Work through the entries below and report how many lines include "bytes". The number alone is the answer.
Content starts
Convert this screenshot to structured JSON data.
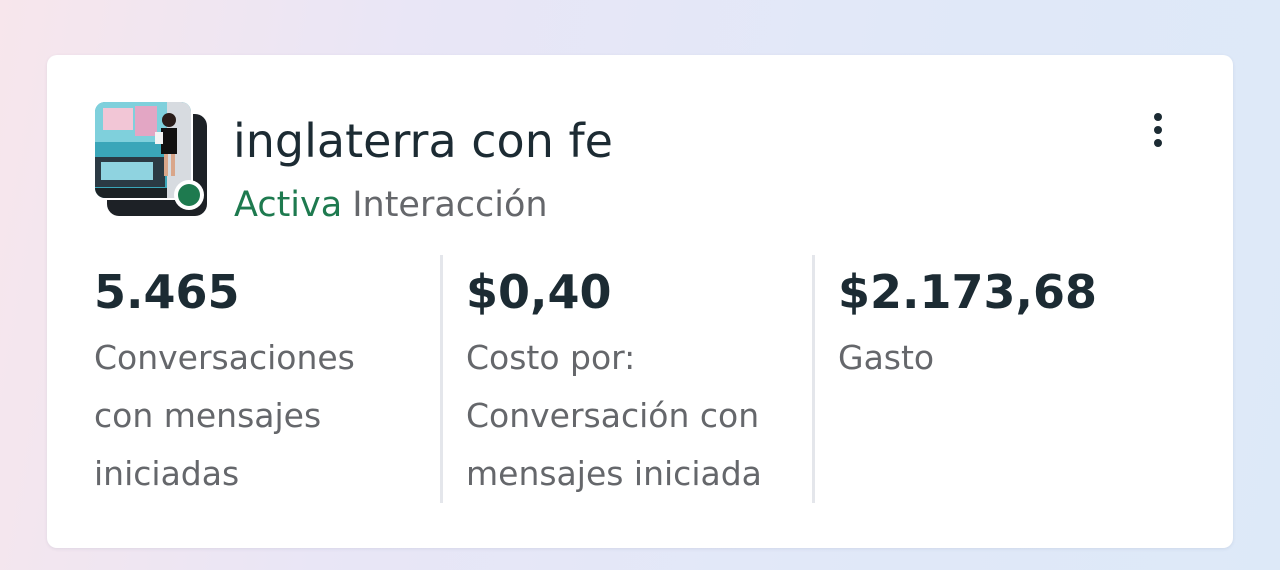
{
  "campaign": {
    "name": "inglaterra con fe",
    "status": "Activa",
    "objective": "Interacción"
  },
  "metrics": [
    {
      "value": "5.465",
      "label": "Conversaciones con mensajes iniciadas"
    },
    {
      "value": "$0,40",
      "label": "Costo por: Conversación con mensajes iniciada"
    },
    {
      "value": "$2.173,68",
      "label": "Gasto"
    }
  ],
  "icons": {
    "menu": "more-vertical-icon",
    "status": "active-status-dot-icon",
    "thumbnail": "campaign-thumbnail"
  },
  "colors": {
    "active_green": "#1e7a4f",
    "text_primary": "#1c2b33",
    "text_secondary": "#65676b",
    "divider": "#e4e6eb"
  }
}
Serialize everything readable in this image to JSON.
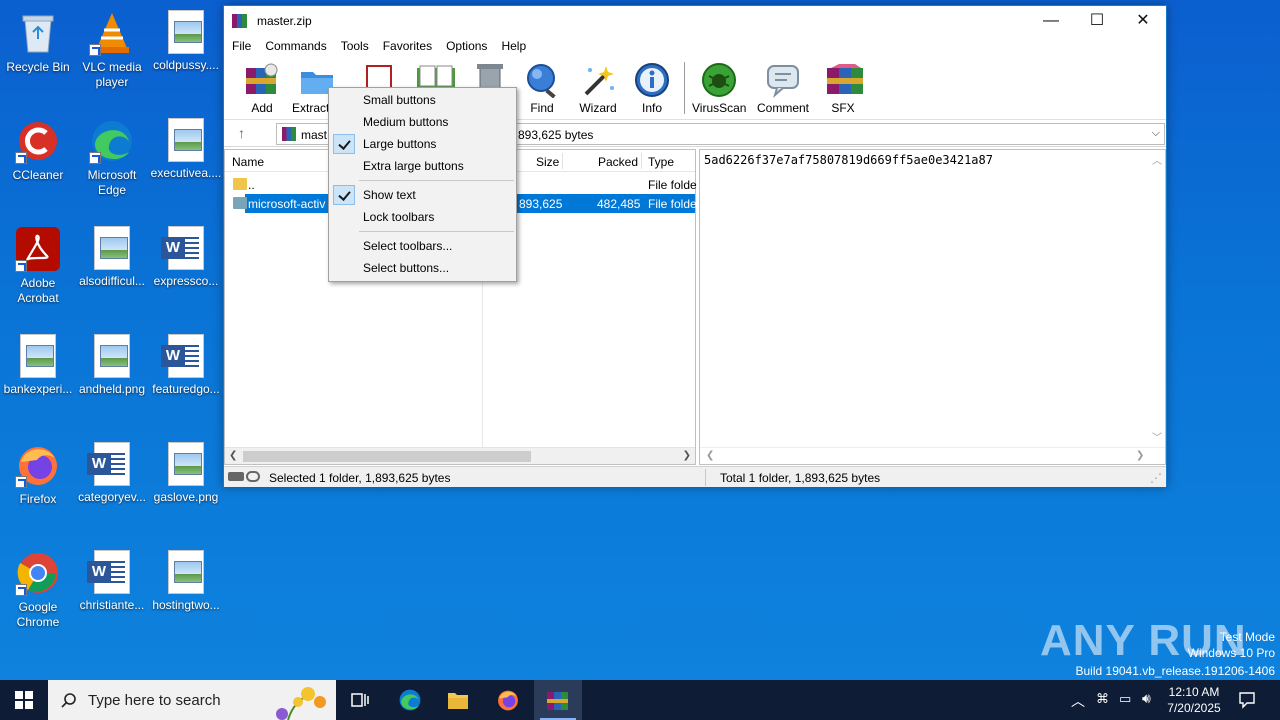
{
  "desktop": {
    "icons": [
      {
        "label": "Recycle Bin",
        "icon": "recycle-bin-icon"
      },
      {
        "label": "VLC media player",
        "icon": "vlc-icon"
      },
      {
        "label": "coldpussy....",
        "icon": "image-file-icon"
      },
      {
        "label": "CCleaner",
        "icon": "ccleaner-icon"
      },
      {
        "label": "Microsoft Edge",
        "icon": "edge-icon"
      },
      {
        "label": "executivea....",
        "icon": "image-file-icon"
      },
      {
        "label": "Adobe Acrobat",
        "icon": "acrobat-icon"
      },
      {
        "label": "alsodifficul...",
        "icon": "image-file-icon"
      },
      {
        "label": "expressco...",
        "icon": "word-doc-icon"
      },
      {
        "label": "bankexperi...",
        "icon": "image-file-icon"
      },
      {
        "label": "andheld.png",
        "icon": "image-file-icon"
      },
      {
        "label": "featuredgo...",
        "icon": "word-doc-icon"
      },
      {
        "label": "Firefox",
        "icon": "firefox-icon"
      },
      {
        "label": "categoryev...",
        "icon": "word-doc-icon"
      },
      {
        "label": "gaslove.png",
        "icon": "image-file-icon"
      },
      {
        "label": "Google Chrome",
        "icon": "chrome-icon"
      },
      {
        "label": "christiante...",
        "icon": "word-doc-icon"
      },
      {
        "label": "hostingtwo...",
        "icon": "image-file-icon"
      }
    ]
  },
  "window": {
    "title": "master.zip",
    "controls": {
      "minimize": "—",
      "maximize": "☐",
      "close": "✕"
    },
    "menu": [
      "File",
      "Commands",
      "Tools",
      "Favorites",
      "Options",
      "Help"
    ],
    "toolbar": {
      "add": "Add",
      "extract": "Extract",
      "find": "Find",
      "wizard": "Wizard",
      "info": "Info",
      "virusscan": "VirusScan",
      "comment": "Comment",
      "sfx": "SFX"
    },
    "address": {
      "text_left": "mast",
      "text_right": "893,625 bytes"
    },
    "columns": {
      "name": "Name",
      "size": "Size",
      "packed": "Packed",
      "type": "Type"
    },
    "rows": [
      {
        "name": "..",
        "size": "",
        "packed": "",
        "type": "File folde"
      },
      {
        "name": "microsoft-activ",
        "size": "893,625",
        "packed": "482,485",
        "type": "File folde"
      }
    ],
    "comment_text": "5ad6226f37e7af75807819d669ff5ae0e3421a87",
    "status": {
      "left": "Selected 1 folder, 1,893,625 bytes",
      "right": "Total 1 folder, 1,893,625 bytes"
    }
  },
  "context_menu": {
    "items": [
      {
        "label": "Small buttons",
        "checked": false
      },
      {
        "label": "Medium buttons",
        "checked": false
      },
      {
        "label": "Large buttons",
        "checked": true
      },
      {
        "label": "Extra large buttons",
        "checked": false
      },
      {
        "label": "Show text",
        "checked": true
      },
      {
        "label": "Lock toolbars",
        "checked": false
      },
      {
        "label": "Select toolbars...",
        "checked": false
      },
      {
        "label": "Select buttons...",
        "checked": false
      }
    ]
  },
  "taskbar": {
    "search_placeholder": "Type here to search",
    "time": "12:10 AM",
    "date": "7/20/2025"
  },
  "watermark": {
    "brand": "ANY RUN",
    "line1": "Test Mode",
    "line2": "Windows 10 Pro",
    "line3": "Build 19041.vb_release.191206-1406"
  },
  "colors": {
    "accent": "#0078d7",
    "desktop": "#0a70d4",
    "taskbar": "#0e1c36"
  }
}
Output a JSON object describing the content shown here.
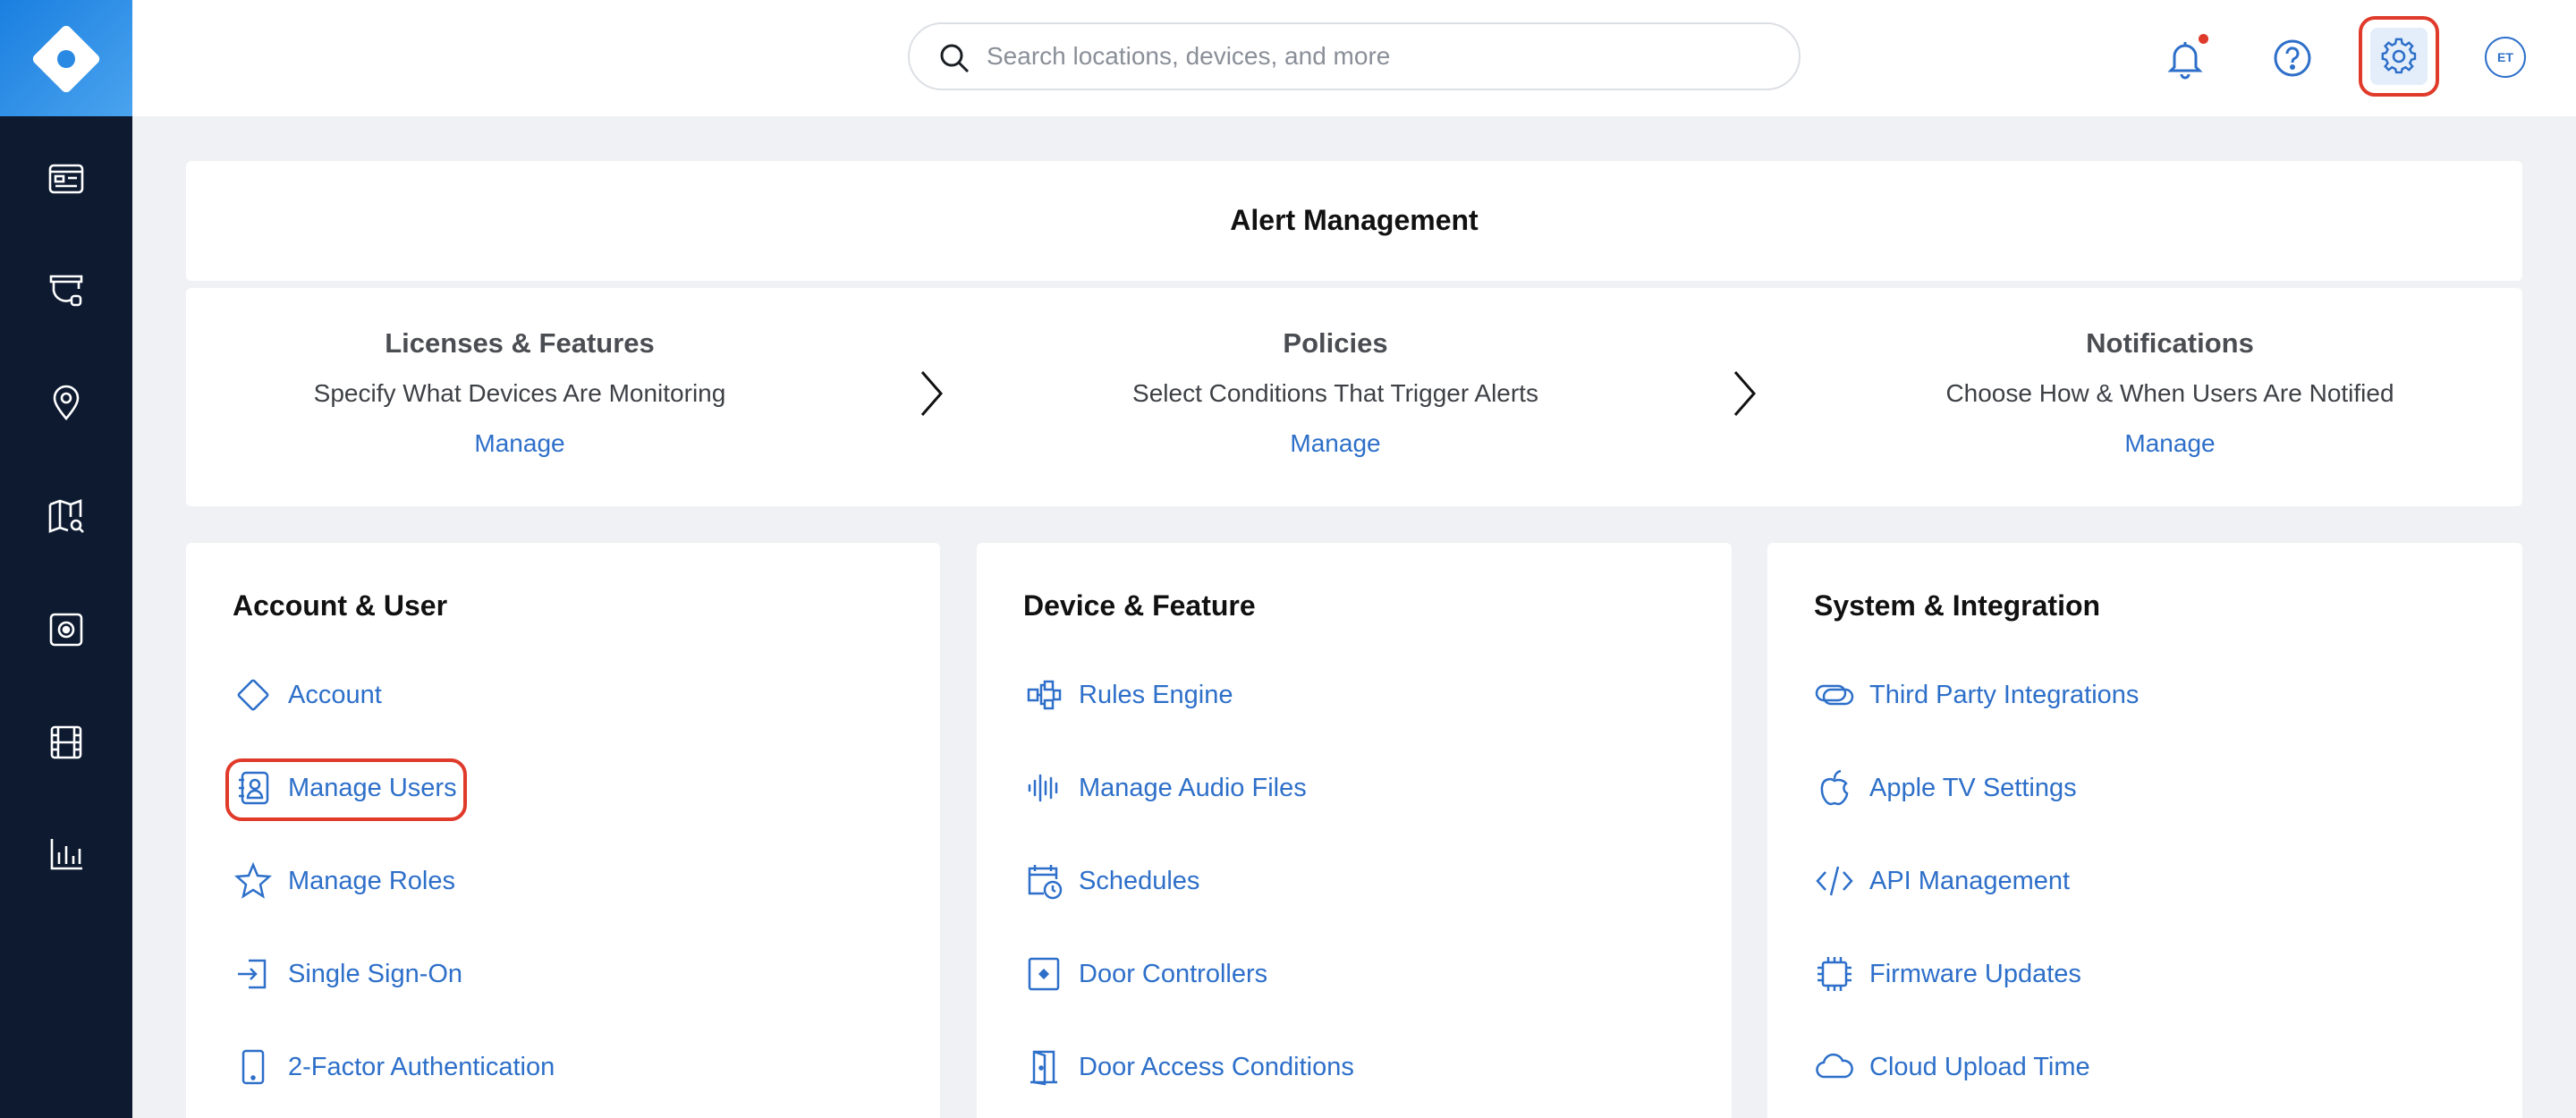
{
  "search": {
    "placeholder": "Search locations, devices, and more"
  },
  "user": {
    "initials": "ET"
  },
  "colors": {
    "accent": "#2d6fc9",
    "sidebar": "#0d1a30",
    "highlight": "#e03a2a",
    "notification_dot": "#e03a2a"
  },
  "sidebar": {
    "items": [
      {
        "icon": "dashboard-icon"
      },
      {
        "icon": "camera-icon"
      },
      {
        "icon": "location-pin-icon"
      },
      {
        "icon": "map-search-icon"
      },
      {
        "icon": "access-control-icon"
      },
      {
        "icon": "film-icon"
      },
      {
        "icon": "bar-chart-icon"
      }
    ]
  },
  "alert_management": {
    "title": "Alert Management",
    "steps": [
      {
        "title": "Licenses & Features",
        "description": "Specify What Devices Are Monitoring",
        "link": "Manage"
      },
      {
        "title": "Policies",
        "description": "Select Conditions That Trigger Alerts",
        "link": "Manage"
      },
      {
        "title": "Notifications",
        "description": "Choose How & When Users Are Notified",
        "link": "Manage"
      }
    ]
  },
  "sections": [
    {
      "title": "Account & User",
      "items": [
        {
          "label": "Account",
          "icon": "diamond-icon"
        },
        {
          "label": "Manage Users",
          "icon": "user-directory-icon",
          "highlighted": true
        },
        {
          "label": "Manage Roles",
          "icon": "star-icon"
        },
        {
          "label": "Single Sign-On",
          "icon": "sign-in-icon"
        },
        {
          "label": "2-Factor Authentication",
          "icon": "phone-icon"
        }
      ]
    },
    {
      "title": "Device & Feature",
      "items": [
        {
          "label": "Rules Engine",
          "icon": "flow-icon"
        },
        {
          "label": "Manage Audio Files",
          "icon": "audio-wave-icon"
        },
        {
          "label": "Schedules",
          "icon": "calendar-clock-icon"
        },
        {
          "label": "Door Controllers",
          "icon": "door-controller-icon"
        },
        {
          "label": "Door Access Conditions",
          "icon": "door-icon"
        }
      ]
    },
    {
      "title": "System & Integration",
      "items": [
        {
          "label": "Third Party Integrations",
          "icon": "link-icon"
        },
        {
          "label": "Apple TV Settings",
          "icon": "apple-icon"
        },
        {
          "label": "API Management",
          "icon": "code-icon"
        },
        {
          "label": "Firmware Updates",
          "icon": "chip-icon"
        },
        {
          "label": "Cloud Upload Time",
          "icon": "cloud-icon"
        }
      ]
    }
  ]
}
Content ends
> **SOLUTION TO THE EXERCISE**
3